Gary Grimm
MILH 370
29 November 2013
The Battle of Taejon Even though time magazine exaggerated the statement Brigadier General William L. Roberts relayed to reporters in regards to the republic of korea’s army being the best army in the world second to the united states, most historians would agree that this statement was completely antithetical. The korean conflict started on June 25, 1950. It seems very clear that the korean military overall, only had eight divisions supplied with no tanks, no mortars, no modern weaponry and no aerial vehicles. Less clear is the true role of the united states military on the peninsula. Although, the united states’ intention was to assist the koreans after the Japanese occupation, it seems that this course of action was more so for show than for true progression and protection. Then again, how can a nation protect another nation with very limited supplies. How can americans lack military equipment as well? In one of the bloodiest and decisive battles, the city of taejon would remain one of the most important battles in the korean war. Daejeon, also known as taejon, is in the western-central part of south korea. Taejon is a major transportation crossroads, with the major north and south highways and rail lines splitting to follow the east or west sides of the country. The north korean army attacked taejon on June 14, 1950 and virtually had complete domination against the south korean and american forces. As the fighting grew more intense, the intervention of the american forces, primarily, the 24th, 19th, 21st and 34th infantry divisions, slowed down the north koreans assault rather than attempt to eradicate the enemy. This encounter was far worse than US commanders could have anticipated. The only chance to halt the north koreans advancement towards the south was to hold on to the city of taejon as long as possible, despite the lack of weapons, supplies and communication. Facing now the hardest test, the 24th division was already in poor shape. The 21st infantry had lost 1,433 men; 1,100 remained. The 34th had 2,020; the 19th, 2,276. With supporting troops the division numbered 11,400, far below the average of 10 to 15,000 troops.1 The 24th infantry, commanded by General William Dean, had gathered to make their last stand around taejon, holding on to the line they established along the kum river. According to the text by fehrenbach, he states:

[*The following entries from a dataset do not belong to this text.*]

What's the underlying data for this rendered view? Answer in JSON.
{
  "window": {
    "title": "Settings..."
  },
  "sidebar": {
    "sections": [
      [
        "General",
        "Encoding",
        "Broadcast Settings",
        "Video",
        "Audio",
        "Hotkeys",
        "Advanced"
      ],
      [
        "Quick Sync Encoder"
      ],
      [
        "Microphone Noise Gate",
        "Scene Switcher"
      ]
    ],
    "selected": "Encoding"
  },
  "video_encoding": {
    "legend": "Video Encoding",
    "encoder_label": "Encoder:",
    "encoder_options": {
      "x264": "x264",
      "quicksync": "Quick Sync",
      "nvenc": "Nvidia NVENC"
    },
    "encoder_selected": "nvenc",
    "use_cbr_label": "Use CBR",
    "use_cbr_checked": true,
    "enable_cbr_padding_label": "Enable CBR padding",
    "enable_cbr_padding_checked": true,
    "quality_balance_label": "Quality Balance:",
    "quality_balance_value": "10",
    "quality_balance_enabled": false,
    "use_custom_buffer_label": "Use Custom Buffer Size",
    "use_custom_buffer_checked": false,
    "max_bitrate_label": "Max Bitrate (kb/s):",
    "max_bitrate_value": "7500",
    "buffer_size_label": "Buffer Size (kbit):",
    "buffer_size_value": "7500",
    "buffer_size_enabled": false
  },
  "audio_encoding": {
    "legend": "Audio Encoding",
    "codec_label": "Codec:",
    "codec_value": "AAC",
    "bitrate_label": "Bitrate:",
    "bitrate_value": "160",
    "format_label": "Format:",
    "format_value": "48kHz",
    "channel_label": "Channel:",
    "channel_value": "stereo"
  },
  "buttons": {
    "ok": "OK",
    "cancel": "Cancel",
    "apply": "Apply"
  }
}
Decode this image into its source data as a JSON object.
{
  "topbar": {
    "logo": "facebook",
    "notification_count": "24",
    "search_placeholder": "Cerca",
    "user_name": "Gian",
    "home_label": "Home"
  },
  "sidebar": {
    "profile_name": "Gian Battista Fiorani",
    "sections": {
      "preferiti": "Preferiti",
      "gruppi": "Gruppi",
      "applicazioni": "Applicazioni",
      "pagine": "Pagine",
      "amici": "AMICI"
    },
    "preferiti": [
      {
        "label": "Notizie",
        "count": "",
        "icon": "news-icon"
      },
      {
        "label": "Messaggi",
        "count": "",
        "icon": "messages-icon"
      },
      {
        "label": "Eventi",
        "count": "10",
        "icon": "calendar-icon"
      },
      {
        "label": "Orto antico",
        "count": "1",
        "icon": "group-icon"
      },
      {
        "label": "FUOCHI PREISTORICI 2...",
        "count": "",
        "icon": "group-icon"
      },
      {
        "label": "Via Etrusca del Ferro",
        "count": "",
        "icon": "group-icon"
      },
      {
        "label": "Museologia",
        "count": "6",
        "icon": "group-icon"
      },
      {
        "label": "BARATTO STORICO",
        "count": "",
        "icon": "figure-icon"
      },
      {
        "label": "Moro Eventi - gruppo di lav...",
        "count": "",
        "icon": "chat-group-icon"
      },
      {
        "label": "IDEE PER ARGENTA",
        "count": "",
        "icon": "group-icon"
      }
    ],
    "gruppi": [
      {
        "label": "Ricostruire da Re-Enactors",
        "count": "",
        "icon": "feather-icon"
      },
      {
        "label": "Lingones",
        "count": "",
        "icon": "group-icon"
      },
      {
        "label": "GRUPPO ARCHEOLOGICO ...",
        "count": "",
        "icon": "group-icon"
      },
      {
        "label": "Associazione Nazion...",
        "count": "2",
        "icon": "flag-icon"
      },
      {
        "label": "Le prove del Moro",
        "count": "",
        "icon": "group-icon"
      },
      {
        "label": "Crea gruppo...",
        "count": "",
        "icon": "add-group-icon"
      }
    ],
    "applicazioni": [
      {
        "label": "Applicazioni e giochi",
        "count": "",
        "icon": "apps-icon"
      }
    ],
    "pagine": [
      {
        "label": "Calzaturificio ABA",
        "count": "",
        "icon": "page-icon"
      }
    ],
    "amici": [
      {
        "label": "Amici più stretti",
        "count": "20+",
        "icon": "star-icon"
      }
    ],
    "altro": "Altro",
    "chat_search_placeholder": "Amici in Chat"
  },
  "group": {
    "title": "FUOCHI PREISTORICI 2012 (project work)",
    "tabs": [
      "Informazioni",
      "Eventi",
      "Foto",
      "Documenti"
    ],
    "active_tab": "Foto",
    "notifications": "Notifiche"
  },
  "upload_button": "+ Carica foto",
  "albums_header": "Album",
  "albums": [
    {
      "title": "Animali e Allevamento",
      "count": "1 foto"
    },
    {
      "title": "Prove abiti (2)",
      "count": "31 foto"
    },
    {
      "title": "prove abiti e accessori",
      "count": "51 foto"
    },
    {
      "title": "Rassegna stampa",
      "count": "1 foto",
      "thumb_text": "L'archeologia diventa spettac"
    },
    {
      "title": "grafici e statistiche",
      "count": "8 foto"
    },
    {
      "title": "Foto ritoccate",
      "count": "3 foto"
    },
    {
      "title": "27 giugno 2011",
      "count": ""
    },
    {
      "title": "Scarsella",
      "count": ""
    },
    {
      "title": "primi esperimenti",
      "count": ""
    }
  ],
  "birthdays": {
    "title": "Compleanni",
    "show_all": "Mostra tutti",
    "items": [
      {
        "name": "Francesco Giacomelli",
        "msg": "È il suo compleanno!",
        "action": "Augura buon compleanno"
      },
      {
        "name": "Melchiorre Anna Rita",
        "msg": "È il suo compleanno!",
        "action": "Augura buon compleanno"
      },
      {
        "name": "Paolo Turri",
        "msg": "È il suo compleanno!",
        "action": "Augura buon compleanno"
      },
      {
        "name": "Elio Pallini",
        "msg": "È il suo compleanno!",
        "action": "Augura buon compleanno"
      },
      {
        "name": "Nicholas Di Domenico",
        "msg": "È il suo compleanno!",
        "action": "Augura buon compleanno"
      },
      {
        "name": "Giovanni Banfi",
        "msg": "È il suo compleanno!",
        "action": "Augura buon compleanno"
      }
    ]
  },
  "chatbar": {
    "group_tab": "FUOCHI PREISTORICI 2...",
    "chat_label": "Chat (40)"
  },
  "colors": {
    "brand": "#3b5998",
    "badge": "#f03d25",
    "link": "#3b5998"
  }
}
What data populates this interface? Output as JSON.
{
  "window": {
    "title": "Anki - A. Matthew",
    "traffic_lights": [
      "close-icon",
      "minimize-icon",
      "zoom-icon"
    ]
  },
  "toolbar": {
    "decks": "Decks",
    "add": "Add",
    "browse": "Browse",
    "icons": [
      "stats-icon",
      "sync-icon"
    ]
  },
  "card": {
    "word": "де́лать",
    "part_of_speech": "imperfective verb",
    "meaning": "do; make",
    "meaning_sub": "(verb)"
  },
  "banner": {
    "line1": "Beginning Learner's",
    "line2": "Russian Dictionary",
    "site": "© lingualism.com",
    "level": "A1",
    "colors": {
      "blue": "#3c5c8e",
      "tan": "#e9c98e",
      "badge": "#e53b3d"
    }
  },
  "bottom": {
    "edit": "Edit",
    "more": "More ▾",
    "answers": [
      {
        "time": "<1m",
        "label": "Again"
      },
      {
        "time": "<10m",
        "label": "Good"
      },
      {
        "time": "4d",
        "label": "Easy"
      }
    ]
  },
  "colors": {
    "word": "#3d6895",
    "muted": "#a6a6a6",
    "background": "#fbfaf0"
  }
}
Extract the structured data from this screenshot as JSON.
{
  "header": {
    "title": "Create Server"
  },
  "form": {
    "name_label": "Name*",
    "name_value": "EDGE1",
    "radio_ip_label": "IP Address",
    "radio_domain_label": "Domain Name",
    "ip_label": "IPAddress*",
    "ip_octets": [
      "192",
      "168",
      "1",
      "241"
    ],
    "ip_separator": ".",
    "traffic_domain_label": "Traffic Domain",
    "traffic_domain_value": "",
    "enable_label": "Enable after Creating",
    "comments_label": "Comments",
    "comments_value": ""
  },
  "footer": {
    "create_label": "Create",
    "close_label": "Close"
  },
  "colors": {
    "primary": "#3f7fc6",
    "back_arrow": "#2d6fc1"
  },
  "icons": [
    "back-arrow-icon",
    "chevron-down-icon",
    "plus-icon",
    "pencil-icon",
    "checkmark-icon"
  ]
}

“Fighting against great odds, american fighting men have proved that fact time and again. Again and again they have defeated foes vastly superior in man power. But in korea July 1950, before Taejon, the american 24th division was on the brink of disaster, and not because of the enemy’s numbers.”2
The 24th division were outnumbered and ill equip, mostly due to the lack of communication, untrained troops, shortage of heavy and light weapons to match against the KPA’s firepower. On top of all the issues the division had to deal with, troop morale was extremely low, especially for those who have been fighting for days without any sleep. The long days of fighting finally started to put a toll on the american infantry groups. The performance by the 24th and other divisions during the korean war were highly criticized because of the lack of cohesion and military structure. In fact, it was the general of the eighth army who clearly presented his distaste and…